Search the records below for "icon" and copy every line it turns up in.

++++ PROVIDED ENTRIES

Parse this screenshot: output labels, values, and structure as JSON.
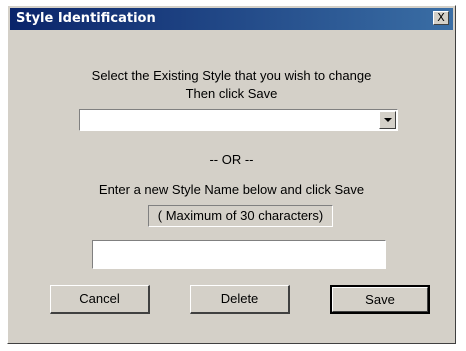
{
  "window": {
    "title": "Style Identification",
    "close_label": "X"
  },
  "instructions": {
    "line1": "Select the Existing Style that you wish to change",
    "line2": "Then click Save"
  },
  "existing_style_select": {
    "selected_value": ""
  },
  "separator_text": "-- OR --",
  "new_style": {
    "prompt": "Enter a new Style Name below and click Save",
    "limit_note": "( Maximum of 30 characters)",
    "value": ""
  },
  "buttons": {
    "cancel": "Cancel",
    "delete": "Delete",
    "save": "Save"
  }
}
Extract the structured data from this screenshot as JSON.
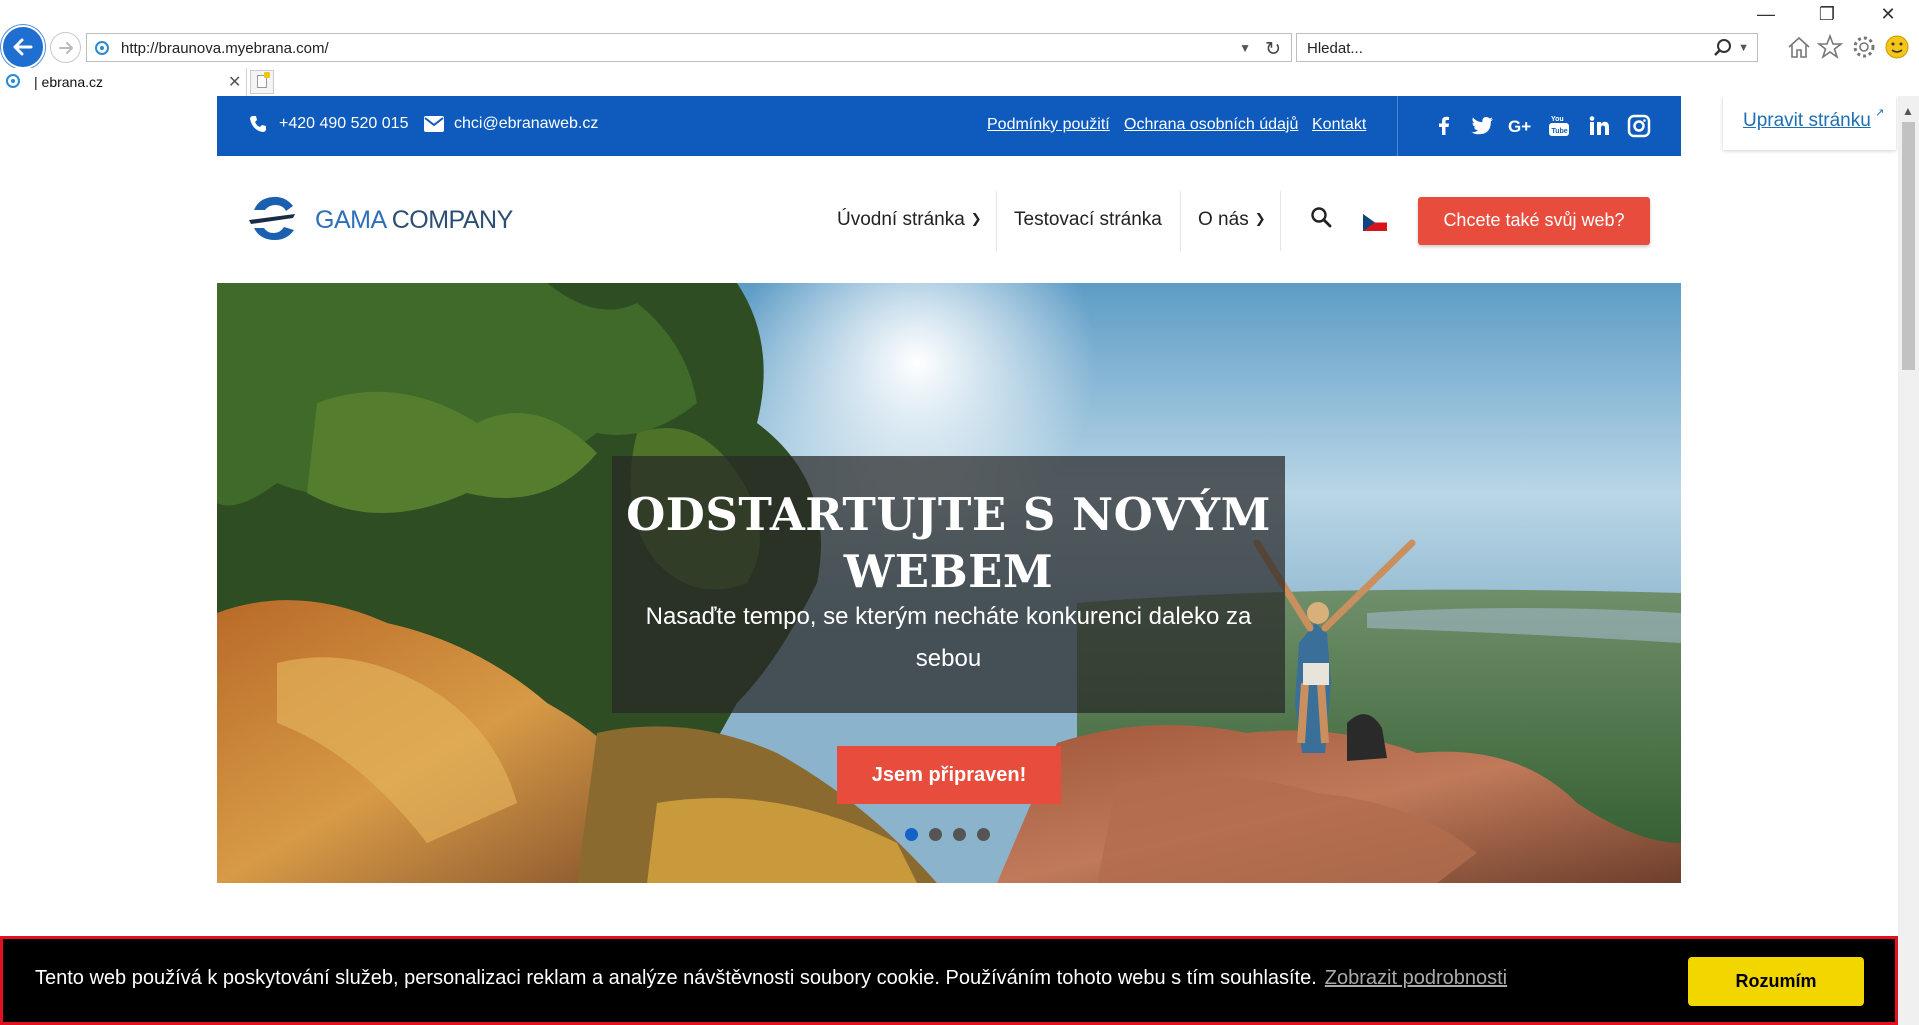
{
  "browser": {
    "url": "http://braunova.myebrana.com/",
    "search_placeholder": "Hledat...",
    "tab_title": "| ebrana.cz"
  },
  "edit_page": {
    "label": "Upravit stránku"
  },
  "topbar": {
    "phone": "+420 490 520 015",
    "email": "chci@ebranaweb.cz",
    "links": [
      "Podmínky použití",
      "Ochrana osobních údajů",
      "Kontakt"
    ],
    "social": [
      "facebook-icon",
      "twitter-icon",
      "google-plus-icon",
      "youtube-icon",
      "linkedin-icon",
      "instagram-icon"
    ]
  },
  "header": {
    "logo_text_1": "GAMA",
    "logo_text_2": " COMPANY",
    "nav": [
      "Úvodní stránka",
      "Testovací stránka",
      "O nás"
    ],
    "cta": "Chcete také svůj web?"
  },
  "hero": {
    "title": "ODSTARTUJTE S NOVÝM WEBEM",
    "subtitle": "Nasaďte tempo, se kterým necháte konkurenci daleko za sebou",
    "button": "Jsem připraven!",
    "slides": 4,
    "active_slide": 1
  },
  "cookie": {
    "text": "Tento web používá k poskytování služeb, personalizaci reklam a analýze návštěvnosti soubory cookie. Používáním tohoto webu s tím souhlasíte.",
    "link": "Zobrazit podrobnosti",
    "button": "Rozumím"
  },
  "colors": {
    "brand_blue": "#0e5bbd",
    "accent_red": "#e74c3c",
    "cookie_yellow": "#f1d600"
  }
}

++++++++

◆ **SOLUTION TO THE PROBLEM**:
      "facebook-icon",
      "twitter-icon",
      "google-plus-icon",
      "youtube-icon",
      "linkedin-icon",
      "instagram-icon"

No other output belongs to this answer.